I didn't believe that the fifth generation of Pokemon games were going to hold my interest past the sixth gym battle, but I've been proven wrong -- and I'm ecstatic about that. Sometimes I feel like it's 1998 all over again.

Also, I bought my first Blu-Ray movie this week. For $14.99 I couldn't pass on The Road, which I thought was a beautifully poignant take on Cormac McCarthy's dreary-as-all-hell novel. Does my purchase mean I'm finally ready to live in the high definition future? Is there now but a small step over the cliff into the churning sea of 3D television? Will I ever get a smartphone?

Unlikely as that all is (even though I bought Infinity Blade for my nonexistent iPhone when it was on sale last month), I'm probably going to pick up TRON Legacy on Blu-Ray after my next paycheck. Fuck that movie looked good, and Daft Punk's soundtrack has to be the best film score I've ever heard.


There's a famous quote by Mahatma Gandhi: "We need to be the change we wish to see in the world." And whether that relates to major parts of your life or something as frivolous as one's gaming habits, it's something I'm better at espousing than actually following. However, with nothing to do but figure out how I must change and improve myself, I might as well give it a try in relation to this site and my gaming habits.

I guess that's a more high-brow way of restating the impetus behind my current Retrospective Overdrive shenanigans. In this way, I'm trying to make gaming fun and interesting for me again, and try to rediscover the past, both my own and gaming's. And you know what? It's working, to a certain extent. I'm still booking time in Forza 3 and on other games on my 360, but I've also powered my Dreamcast on for the first time in a while and gone through a couple of my favorite games. A couple can't be mentioned because I want to do Retrospective pieces and announcing that would spoil the fun, but a couple were just for fun. Crazy Taxi is just as batshit crazy as ever, but it's a shame the Xbox Live and PSN re-release had some of the licensed content cut and put out at too high a price point. For $5, it'd be a scream with leaderboard support, but anything higher is too expensive. Plus, frankly, it's not Crazy Taxi if I don't have The Offspring and Bad Religion greeting me.

You know what other game has survived the test of time pretty well? Soul Calibur. As if I needed more reason to wish I'd bought that damn Dreamcast arcade stick in Tokyo for $2, picking that game up again provides me yet another. Best 3D fighter of all time? Best system launch title of all time? Certainly has my vote in both areas. Might have to do more of a write-up on this game soon.

So, in short, I promise to play more old games — even just in short bursts — to provide me with more reason to write and more articles to publish on the site. Productivity is a habit learned.


What can I say about the Nintendo 3DS? The only thing most people care about is whether it works, and I'm happy to report that it totally does. The 3D effect is pretty impressive, the button layout is solid, the GUI is fantastic and the feature set is strong for the first iteration of a new system. In other words, everything is there for a smash success. All that's missing is the software library.

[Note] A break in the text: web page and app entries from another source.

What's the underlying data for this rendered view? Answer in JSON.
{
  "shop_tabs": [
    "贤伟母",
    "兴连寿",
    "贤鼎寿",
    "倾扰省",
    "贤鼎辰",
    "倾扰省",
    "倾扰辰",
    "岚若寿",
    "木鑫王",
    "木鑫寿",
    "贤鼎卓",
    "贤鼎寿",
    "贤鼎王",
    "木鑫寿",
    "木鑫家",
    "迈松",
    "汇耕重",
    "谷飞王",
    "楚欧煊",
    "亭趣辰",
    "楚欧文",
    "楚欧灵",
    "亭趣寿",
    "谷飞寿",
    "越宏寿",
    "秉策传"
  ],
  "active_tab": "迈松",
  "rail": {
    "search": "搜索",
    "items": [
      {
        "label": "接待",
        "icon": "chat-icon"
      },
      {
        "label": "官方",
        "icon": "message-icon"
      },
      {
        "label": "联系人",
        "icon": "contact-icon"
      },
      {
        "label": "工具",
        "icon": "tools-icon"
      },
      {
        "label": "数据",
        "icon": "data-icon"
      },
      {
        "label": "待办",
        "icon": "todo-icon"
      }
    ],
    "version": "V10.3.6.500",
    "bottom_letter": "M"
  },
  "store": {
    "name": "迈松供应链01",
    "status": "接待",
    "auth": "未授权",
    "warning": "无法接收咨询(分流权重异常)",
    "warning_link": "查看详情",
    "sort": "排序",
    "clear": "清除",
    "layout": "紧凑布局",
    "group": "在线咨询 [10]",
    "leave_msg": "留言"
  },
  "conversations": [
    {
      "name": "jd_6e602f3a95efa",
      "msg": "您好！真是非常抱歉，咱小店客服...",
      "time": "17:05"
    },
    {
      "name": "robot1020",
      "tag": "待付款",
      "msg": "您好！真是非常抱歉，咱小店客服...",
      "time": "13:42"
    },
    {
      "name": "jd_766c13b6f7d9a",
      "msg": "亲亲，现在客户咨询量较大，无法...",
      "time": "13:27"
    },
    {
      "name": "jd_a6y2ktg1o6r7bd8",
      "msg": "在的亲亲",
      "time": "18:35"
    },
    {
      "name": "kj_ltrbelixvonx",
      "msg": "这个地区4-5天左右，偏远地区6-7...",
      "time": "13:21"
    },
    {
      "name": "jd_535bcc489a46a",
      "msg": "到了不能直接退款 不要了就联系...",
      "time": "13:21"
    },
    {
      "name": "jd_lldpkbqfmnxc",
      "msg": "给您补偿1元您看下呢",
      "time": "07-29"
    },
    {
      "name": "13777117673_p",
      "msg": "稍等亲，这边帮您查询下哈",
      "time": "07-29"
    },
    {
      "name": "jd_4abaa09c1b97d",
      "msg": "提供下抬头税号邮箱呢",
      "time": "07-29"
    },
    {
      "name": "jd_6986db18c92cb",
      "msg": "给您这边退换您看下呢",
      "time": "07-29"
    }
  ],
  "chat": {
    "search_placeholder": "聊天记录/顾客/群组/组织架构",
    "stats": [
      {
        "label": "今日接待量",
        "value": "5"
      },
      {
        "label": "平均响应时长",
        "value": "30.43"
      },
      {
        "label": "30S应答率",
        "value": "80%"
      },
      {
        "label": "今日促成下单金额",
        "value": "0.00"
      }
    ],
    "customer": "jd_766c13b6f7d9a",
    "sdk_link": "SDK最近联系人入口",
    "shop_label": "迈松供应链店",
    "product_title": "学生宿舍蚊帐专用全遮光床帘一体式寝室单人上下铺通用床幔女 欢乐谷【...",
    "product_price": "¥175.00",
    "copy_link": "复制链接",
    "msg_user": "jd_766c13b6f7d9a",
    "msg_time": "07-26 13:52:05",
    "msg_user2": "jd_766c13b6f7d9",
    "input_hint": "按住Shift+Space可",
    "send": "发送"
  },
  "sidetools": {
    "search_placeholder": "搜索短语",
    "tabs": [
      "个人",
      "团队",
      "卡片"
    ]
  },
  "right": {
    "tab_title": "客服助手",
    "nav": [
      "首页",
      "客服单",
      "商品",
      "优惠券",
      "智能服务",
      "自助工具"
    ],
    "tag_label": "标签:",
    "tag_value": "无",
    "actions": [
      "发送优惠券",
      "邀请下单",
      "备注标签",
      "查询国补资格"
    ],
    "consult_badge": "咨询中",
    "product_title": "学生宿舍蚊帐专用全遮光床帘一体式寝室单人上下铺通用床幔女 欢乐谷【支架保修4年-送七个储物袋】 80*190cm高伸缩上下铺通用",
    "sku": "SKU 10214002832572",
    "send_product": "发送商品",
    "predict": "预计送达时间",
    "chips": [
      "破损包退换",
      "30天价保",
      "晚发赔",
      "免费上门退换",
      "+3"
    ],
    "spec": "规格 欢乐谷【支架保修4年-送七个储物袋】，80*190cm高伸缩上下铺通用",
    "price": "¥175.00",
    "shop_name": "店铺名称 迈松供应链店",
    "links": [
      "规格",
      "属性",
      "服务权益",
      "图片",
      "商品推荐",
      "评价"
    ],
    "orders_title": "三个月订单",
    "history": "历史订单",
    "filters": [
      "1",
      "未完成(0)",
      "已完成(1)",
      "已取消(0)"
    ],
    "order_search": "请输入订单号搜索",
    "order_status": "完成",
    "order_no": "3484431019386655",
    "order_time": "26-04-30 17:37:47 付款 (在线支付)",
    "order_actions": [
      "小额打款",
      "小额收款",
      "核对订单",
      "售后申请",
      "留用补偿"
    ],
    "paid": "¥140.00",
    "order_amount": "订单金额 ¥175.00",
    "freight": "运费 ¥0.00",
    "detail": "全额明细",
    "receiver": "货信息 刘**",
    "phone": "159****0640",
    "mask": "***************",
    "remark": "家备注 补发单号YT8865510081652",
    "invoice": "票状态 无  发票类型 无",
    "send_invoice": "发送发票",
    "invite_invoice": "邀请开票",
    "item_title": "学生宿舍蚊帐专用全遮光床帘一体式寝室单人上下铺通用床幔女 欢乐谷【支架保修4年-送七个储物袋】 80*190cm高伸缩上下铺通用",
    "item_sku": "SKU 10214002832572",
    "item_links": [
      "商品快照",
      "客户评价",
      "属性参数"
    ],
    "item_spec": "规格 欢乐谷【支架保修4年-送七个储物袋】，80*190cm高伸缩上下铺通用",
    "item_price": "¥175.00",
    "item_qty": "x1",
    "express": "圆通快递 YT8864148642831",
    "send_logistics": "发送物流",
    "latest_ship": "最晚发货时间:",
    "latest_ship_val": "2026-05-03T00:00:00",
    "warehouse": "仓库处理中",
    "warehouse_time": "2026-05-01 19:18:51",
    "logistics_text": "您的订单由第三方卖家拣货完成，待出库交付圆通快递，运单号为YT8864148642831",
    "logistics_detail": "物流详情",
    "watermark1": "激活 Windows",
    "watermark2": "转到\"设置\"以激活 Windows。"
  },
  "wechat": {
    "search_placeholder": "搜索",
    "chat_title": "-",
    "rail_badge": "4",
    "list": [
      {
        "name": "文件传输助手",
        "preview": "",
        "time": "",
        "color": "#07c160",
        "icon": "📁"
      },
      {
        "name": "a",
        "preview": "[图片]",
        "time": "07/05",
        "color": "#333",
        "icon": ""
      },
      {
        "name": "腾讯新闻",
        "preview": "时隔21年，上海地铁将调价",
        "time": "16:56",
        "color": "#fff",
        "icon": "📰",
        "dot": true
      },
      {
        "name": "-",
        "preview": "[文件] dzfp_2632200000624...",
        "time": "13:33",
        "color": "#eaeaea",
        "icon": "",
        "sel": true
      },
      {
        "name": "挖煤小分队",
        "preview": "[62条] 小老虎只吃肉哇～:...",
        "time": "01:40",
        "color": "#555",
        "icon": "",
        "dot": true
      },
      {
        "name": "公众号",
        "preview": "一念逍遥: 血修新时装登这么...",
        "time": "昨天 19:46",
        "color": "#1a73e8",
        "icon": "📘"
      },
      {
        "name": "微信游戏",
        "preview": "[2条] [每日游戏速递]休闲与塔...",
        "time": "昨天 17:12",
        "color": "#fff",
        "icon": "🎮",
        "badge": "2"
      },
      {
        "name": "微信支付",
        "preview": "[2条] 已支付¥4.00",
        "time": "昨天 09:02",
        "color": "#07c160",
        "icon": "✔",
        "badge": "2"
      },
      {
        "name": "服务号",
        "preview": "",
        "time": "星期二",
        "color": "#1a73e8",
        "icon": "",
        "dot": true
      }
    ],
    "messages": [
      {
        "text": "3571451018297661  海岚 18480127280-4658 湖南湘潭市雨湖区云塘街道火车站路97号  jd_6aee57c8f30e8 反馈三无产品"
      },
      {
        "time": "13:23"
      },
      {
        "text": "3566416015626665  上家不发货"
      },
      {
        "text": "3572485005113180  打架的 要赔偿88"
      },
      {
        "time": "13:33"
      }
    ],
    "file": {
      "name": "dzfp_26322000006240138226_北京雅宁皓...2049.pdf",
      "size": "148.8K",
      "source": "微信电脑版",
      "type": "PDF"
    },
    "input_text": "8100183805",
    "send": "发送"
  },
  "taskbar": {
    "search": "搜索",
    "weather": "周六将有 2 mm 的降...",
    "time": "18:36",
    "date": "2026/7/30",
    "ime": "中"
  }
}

I picked up Pilotwings Resort along with my 3DS, fully cognizant of its less-than-stellar reception but driven to a purchase by raw nostalgia. It's Pilotwings, but it feels pretty spartan compared to previous games in the series. With only three vehicles available (although I've heard more are unlockable eventually) and a relatively small open world to explore (by today's standards, anyhow,) it's not doing much to keep me coming back. But because it leverages the 3D effect and control scheme pretty well, it makes for an excellent system showcase. So that's why I've sunk so many hours into it already; it's not much of a game on its own, but it lets the 3DS really shine.

Oh, and I got Pokémon White, and it's the first Pokémon game to hold my attention past the third gym since Blue and Red. That's about as ringing an endorsement of a Pokémon game as you'll ever get from me, so go pick that ish up.